On average, a 20 percentage point drop in ISTEP scores could move the state from almost 54 percent of schools earning A’s last year to as few as 7 percent earning an A for 2015. Consequently, D’s and F’s could rise from about 8 percent and 5 percent last year to just over 27 percent for both in 2015. School grades aren’t expected to be released until early 2016.
Today, the state board quickly approved the cut-off scores for the 2015 exam, which students took last March and May. The approval vote had been expected at a meeting earlier this month but was postponed at the last minute.
At the board’s Oct. 16 meeting, questions were raised about whether there was a difference between the difficulty of the paper version of ISTEP, which fewer students took, and the online version that most students took. Board members were concerned that the paper version was easier and that the scores needed to be adjusted to equate to the online test. So the board called for an expert evaluation.
The expert report said there was a difference that will require an adjustment. But the work to make that adjustment can go on as the state prepares the scores for release. The board will discuss the adjustment at its Nov. 4 meeting.
Superintendent Glenda Ritz said the big drops in the number of students passing ISTEP were expected. She said she is planning to work with Gov. Mike Pence and legislators to soften the blow that otherwise could fall on teachers and schools, which must raise ISTEP scores or face sanctions such as pay freezes or state takeover.
Pence on Tuesday reversed his past opposition to softening accountability for a “transition year” as the state adjusts to a new, tougher ISTEP. He now says he favors an adjustment to the state’s accountability system so teachers aren’t unfairly penalized if their students’ test scores fall by big margins that are in line with a statewide decline.
“For quite some time I have been talking about Indiana will probably experience a drop in performance as a result of a more rigorous assessment,” Ritz said. “So I’m actually looking forward to the conversations with members of the General Assembly about what kind of flexibility Indiana might want to partake in to actually give relief for assigning of the grades this year.”
Pence said he hoped to help craft new state laws to ease testing sanctions on teachers, but it’s not clear exactly how that would work or whether schools would also get relief if their A-to-F grades drop.
Two key legislative leaders, House education committee chairman Rep. Bob Behning, R-Indianapolis, and Senate education committee chairman Sen. Dennis Kruse, R-Auburn, said earlier this week that they didn’t support a “pause” in the state’s accountability system.
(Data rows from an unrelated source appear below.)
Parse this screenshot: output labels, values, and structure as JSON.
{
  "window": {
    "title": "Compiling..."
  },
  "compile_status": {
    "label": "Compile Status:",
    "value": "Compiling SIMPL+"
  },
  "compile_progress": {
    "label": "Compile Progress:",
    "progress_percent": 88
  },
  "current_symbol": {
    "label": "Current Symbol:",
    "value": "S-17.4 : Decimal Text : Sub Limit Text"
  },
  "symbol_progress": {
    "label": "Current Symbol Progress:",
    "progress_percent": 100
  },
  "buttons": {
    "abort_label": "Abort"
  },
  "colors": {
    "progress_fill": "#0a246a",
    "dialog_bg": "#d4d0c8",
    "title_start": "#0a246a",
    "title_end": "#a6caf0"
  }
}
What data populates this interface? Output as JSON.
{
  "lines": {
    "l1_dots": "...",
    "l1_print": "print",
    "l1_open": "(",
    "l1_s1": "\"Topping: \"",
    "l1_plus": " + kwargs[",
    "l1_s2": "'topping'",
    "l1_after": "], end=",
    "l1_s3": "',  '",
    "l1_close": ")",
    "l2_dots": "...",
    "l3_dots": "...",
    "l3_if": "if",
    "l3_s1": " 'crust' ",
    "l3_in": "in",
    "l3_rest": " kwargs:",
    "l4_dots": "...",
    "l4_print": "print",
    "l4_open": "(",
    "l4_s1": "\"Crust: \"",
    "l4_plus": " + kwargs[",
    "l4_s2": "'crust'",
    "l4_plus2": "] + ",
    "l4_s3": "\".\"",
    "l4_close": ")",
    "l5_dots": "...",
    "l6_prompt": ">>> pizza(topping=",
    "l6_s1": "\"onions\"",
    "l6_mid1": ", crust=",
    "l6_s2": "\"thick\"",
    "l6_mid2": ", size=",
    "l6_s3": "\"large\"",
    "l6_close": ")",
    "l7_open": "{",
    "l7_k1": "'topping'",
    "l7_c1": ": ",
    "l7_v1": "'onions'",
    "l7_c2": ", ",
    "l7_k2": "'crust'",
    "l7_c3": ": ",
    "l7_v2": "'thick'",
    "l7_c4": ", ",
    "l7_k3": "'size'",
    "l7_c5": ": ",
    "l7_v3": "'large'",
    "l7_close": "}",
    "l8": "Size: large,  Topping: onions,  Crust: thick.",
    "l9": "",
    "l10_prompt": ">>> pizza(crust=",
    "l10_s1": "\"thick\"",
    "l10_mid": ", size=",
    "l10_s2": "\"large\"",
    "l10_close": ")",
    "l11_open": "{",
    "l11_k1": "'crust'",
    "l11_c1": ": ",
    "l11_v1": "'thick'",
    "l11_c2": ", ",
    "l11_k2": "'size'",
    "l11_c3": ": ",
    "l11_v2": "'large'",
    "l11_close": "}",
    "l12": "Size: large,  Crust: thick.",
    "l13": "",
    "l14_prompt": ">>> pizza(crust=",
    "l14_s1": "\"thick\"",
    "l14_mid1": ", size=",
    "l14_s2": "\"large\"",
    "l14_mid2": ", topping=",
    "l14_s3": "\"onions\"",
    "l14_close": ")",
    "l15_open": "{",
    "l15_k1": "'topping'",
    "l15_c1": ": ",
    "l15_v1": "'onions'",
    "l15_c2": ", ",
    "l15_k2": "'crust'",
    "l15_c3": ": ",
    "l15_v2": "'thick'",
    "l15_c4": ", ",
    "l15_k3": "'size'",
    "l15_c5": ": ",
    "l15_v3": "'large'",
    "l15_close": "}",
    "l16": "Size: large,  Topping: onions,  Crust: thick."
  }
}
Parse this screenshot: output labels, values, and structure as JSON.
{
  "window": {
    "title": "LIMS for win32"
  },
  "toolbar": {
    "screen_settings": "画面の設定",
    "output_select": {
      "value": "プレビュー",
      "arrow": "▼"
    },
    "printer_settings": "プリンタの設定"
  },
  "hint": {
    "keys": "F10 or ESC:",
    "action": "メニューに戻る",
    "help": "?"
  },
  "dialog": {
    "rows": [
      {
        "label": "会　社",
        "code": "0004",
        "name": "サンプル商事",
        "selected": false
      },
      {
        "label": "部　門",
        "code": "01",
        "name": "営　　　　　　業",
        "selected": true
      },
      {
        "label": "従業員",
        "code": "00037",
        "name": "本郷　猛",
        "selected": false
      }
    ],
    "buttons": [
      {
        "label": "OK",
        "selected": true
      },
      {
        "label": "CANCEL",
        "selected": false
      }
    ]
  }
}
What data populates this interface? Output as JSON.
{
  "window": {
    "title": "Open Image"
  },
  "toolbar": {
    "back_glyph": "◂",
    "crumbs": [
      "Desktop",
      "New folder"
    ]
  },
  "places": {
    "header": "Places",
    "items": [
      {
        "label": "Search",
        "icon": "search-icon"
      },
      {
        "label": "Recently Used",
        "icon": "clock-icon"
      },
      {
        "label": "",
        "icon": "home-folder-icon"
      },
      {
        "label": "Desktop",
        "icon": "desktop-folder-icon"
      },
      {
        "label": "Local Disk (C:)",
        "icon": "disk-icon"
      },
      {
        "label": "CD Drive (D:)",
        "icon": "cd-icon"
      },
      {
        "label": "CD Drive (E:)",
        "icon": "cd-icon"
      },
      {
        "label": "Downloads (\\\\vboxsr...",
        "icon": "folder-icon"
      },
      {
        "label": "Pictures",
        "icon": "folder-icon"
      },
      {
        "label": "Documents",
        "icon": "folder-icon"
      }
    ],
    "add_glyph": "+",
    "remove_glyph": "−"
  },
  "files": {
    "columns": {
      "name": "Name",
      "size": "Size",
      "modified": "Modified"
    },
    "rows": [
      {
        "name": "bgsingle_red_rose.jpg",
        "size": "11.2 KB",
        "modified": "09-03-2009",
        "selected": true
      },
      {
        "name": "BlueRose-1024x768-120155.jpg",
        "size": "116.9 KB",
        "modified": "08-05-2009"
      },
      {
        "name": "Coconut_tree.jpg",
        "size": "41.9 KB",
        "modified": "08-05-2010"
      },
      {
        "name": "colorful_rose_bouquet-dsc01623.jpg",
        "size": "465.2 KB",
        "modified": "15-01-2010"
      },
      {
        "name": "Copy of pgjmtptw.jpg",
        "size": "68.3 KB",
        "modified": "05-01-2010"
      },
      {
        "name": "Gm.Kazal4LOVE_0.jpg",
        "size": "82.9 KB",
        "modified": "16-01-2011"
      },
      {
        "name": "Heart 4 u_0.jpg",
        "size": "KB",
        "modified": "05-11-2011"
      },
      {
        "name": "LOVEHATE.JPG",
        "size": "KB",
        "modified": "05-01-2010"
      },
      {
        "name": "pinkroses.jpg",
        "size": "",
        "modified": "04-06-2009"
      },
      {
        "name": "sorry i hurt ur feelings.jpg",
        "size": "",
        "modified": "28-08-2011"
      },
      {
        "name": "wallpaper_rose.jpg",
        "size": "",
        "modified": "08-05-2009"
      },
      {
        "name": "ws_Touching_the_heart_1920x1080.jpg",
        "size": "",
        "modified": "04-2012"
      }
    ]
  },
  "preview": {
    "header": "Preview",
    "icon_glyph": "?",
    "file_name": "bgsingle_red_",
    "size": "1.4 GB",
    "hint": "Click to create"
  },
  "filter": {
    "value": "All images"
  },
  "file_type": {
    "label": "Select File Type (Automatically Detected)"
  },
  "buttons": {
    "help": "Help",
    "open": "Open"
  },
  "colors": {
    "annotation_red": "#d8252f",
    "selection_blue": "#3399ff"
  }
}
The state board has been similarly opposed to such a move.
Ritz has long championed pausing accountability. She has argued the state could skip accountability for a year by not assigning grades or enforcing sanctions, or it could hold schools “harmless” by only releasing school grades for 2015 if they are the same or better than in 2014.
If any part of the state’s accountability system changed, it would have to be approved by the U.S. Department of Education, Altman said, because Indiana has agreed to maintain accountability as part of an agreement that provides a waiver for the state from penalties from the federal No Child Left Behind law. Federal education officials have signaled a willingness to allow such flexibility in recent months.
But board member Gordon Hendry said Indiana students are still showing progress based on newly released scores on the National Assessment for Educational Progress at the same time ISTEP scores are expected to come in much lower. Indiana did as well or better than 2013 on NAEP when it came to math and reading scores. It also outranked most other states, most notably in fourth grade math where Indiana ranked fourth.
“Despite some of the bumps and starts and stops of what’s happened in Indiana education over the last few years, we are seeing significant progress,” Hendry said.”We’re seeing continued success and even improvement in our classrooms.”